> _WORK ITEM_
The required answer is every line of the data containing the word "Windows".

§ §

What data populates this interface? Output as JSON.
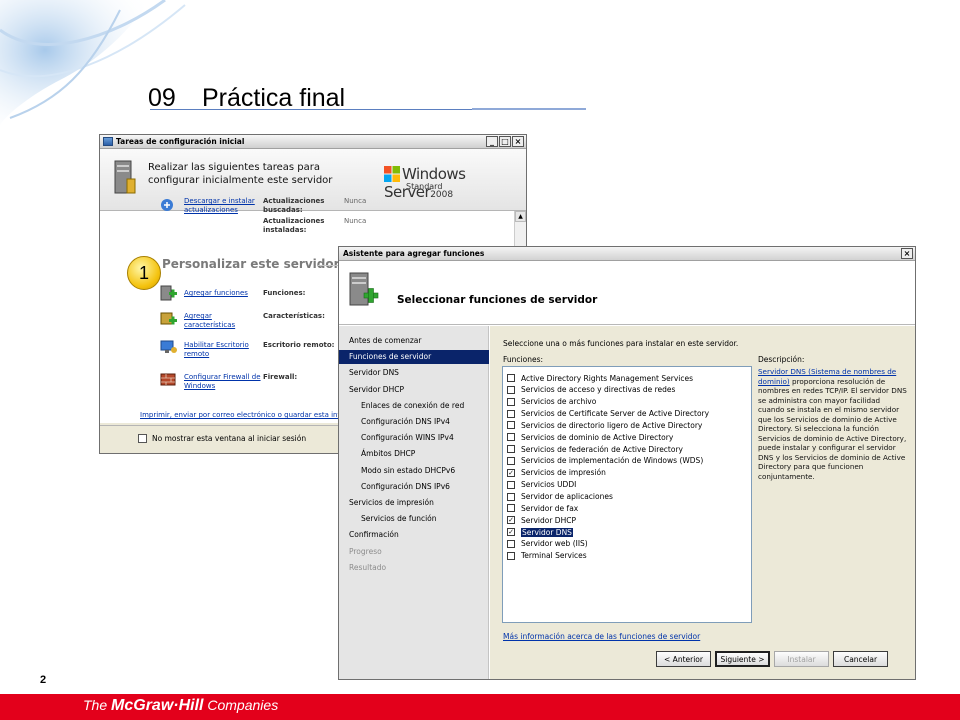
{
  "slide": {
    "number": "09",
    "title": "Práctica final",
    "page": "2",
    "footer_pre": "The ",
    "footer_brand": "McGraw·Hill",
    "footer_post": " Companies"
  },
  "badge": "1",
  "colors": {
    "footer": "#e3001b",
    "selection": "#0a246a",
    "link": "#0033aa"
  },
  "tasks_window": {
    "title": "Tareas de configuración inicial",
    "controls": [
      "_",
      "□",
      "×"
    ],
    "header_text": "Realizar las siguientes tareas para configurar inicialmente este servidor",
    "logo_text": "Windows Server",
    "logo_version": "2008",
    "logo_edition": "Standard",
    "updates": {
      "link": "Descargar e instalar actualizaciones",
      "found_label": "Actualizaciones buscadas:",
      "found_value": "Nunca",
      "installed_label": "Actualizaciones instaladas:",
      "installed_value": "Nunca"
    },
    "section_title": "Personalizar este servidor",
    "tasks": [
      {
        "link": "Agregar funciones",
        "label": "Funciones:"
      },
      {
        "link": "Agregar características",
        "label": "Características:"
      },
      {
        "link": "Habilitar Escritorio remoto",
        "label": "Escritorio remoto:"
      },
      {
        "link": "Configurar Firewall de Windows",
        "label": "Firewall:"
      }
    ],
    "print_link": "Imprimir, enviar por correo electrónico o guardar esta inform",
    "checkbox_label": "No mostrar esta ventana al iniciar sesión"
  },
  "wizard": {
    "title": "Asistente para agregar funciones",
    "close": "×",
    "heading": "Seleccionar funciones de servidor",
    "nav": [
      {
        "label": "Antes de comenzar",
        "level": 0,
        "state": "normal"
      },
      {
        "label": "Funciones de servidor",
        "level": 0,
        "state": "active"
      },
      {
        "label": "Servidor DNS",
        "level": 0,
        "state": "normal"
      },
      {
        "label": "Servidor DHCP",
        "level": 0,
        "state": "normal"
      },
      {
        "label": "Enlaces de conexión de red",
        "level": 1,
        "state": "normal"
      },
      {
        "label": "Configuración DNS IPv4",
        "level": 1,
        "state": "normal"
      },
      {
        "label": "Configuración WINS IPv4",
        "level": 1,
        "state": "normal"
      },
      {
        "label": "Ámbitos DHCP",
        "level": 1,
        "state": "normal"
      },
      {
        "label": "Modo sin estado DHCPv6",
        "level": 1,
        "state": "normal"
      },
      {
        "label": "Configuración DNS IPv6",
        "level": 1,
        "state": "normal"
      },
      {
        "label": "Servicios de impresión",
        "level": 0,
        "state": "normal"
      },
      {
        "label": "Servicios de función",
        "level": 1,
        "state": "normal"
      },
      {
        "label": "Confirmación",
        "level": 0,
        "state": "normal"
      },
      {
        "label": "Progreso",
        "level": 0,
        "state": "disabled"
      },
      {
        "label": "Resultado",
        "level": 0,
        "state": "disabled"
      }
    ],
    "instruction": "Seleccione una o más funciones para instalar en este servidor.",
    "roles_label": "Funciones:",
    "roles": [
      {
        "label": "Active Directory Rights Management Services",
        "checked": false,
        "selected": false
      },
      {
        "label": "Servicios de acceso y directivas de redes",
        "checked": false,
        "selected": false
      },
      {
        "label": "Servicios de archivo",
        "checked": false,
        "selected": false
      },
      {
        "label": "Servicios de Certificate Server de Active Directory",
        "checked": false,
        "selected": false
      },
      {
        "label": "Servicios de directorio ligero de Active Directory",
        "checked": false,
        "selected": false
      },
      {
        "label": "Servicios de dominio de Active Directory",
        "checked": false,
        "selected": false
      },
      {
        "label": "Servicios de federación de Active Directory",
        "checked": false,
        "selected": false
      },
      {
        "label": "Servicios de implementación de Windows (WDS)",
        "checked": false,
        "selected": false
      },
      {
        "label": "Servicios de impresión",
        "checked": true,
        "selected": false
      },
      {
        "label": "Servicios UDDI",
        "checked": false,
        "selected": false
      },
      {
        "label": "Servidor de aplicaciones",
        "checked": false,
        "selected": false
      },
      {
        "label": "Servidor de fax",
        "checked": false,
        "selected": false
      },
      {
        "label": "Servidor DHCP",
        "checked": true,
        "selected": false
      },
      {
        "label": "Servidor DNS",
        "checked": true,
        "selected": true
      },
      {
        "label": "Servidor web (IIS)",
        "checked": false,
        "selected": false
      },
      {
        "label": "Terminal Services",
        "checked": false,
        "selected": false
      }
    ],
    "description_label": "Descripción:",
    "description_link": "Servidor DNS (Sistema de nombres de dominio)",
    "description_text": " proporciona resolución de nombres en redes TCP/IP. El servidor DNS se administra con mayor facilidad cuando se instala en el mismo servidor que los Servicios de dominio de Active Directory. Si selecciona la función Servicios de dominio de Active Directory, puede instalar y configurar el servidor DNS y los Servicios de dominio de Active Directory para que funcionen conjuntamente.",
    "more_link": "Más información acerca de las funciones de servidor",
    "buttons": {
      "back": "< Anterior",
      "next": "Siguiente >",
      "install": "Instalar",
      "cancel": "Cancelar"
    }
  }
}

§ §

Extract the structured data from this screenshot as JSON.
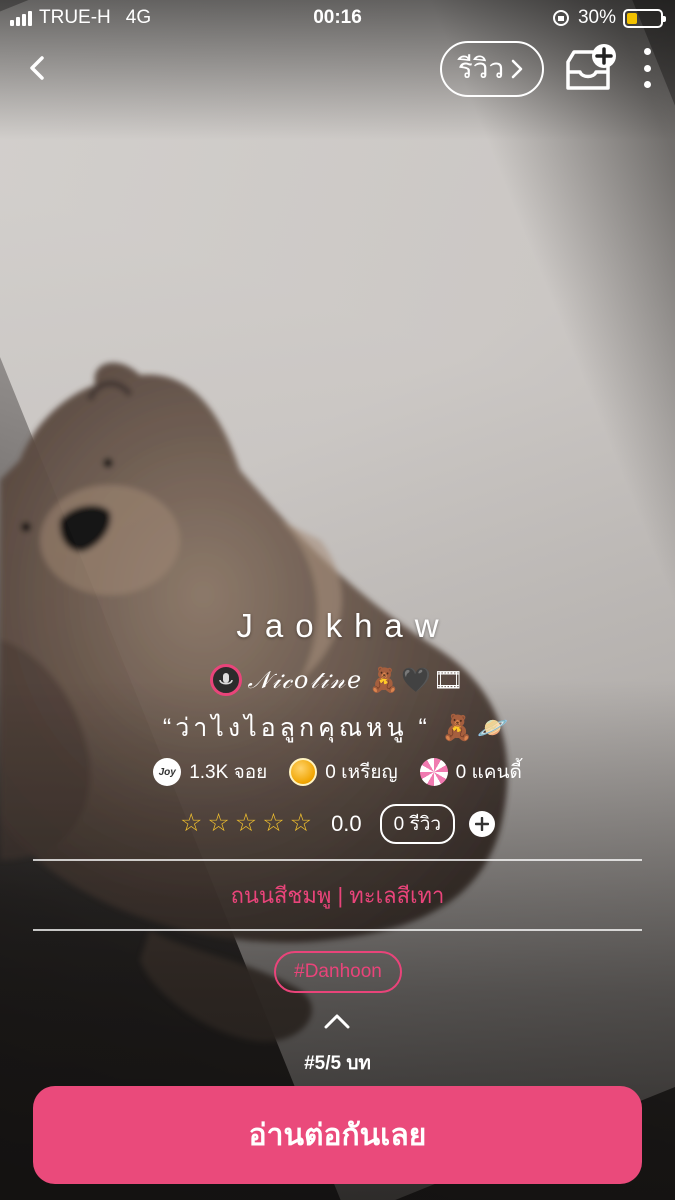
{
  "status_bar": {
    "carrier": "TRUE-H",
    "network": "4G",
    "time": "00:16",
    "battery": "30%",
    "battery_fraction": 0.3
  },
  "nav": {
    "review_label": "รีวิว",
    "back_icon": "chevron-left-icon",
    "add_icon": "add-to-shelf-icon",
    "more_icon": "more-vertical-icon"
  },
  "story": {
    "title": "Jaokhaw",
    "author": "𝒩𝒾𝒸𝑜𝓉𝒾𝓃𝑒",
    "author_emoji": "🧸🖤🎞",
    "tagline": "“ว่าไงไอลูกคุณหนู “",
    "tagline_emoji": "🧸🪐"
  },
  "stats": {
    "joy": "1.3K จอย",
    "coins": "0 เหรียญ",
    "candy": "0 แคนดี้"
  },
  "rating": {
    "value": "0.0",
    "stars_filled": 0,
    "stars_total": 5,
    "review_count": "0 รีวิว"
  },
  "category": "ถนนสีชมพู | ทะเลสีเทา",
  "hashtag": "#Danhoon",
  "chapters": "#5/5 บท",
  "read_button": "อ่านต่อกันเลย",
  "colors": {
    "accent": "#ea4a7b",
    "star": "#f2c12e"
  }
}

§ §

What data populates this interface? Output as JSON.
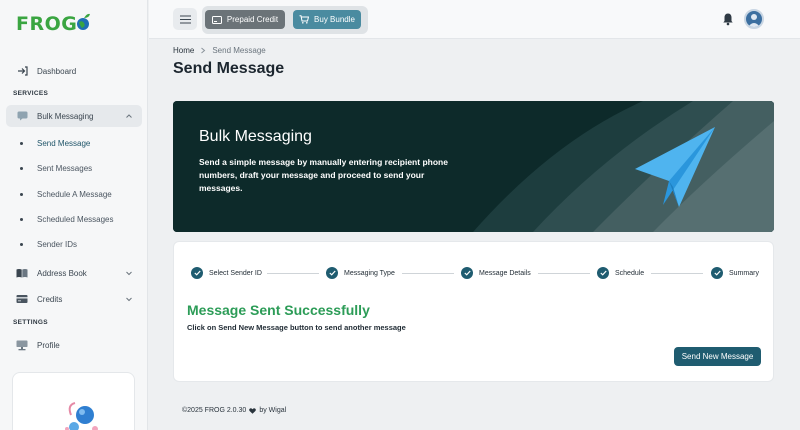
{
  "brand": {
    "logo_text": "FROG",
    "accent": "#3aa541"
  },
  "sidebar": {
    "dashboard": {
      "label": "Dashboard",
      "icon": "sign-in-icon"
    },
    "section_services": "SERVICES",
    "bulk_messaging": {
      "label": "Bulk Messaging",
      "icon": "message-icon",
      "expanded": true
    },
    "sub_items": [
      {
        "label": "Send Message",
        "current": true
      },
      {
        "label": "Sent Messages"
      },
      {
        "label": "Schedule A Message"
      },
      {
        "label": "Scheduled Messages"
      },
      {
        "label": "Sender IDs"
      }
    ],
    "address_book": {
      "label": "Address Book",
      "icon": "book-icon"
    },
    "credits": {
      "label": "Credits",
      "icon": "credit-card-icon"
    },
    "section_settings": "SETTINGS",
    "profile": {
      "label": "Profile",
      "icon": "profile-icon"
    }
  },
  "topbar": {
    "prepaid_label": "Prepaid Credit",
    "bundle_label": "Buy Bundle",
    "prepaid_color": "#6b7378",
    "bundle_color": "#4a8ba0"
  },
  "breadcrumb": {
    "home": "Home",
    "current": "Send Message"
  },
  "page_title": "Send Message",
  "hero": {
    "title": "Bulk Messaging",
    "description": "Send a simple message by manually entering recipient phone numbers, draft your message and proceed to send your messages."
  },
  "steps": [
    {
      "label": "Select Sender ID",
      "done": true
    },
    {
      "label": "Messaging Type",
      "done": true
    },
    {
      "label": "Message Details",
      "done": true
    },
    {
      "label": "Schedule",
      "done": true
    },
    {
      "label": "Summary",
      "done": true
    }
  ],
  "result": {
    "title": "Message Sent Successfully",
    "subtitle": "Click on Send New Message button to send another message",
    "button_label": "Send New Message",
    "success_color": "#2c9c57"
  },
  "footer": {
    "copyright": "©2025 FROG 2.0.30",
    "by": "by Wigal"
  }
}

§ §

> _RESPONSE TO THIS TASK_
    "logo_text": "Windows Server",
        "link": "Configurar Firewall de Windows",
        "label": "Servicios de implementación de Windows (WDS)",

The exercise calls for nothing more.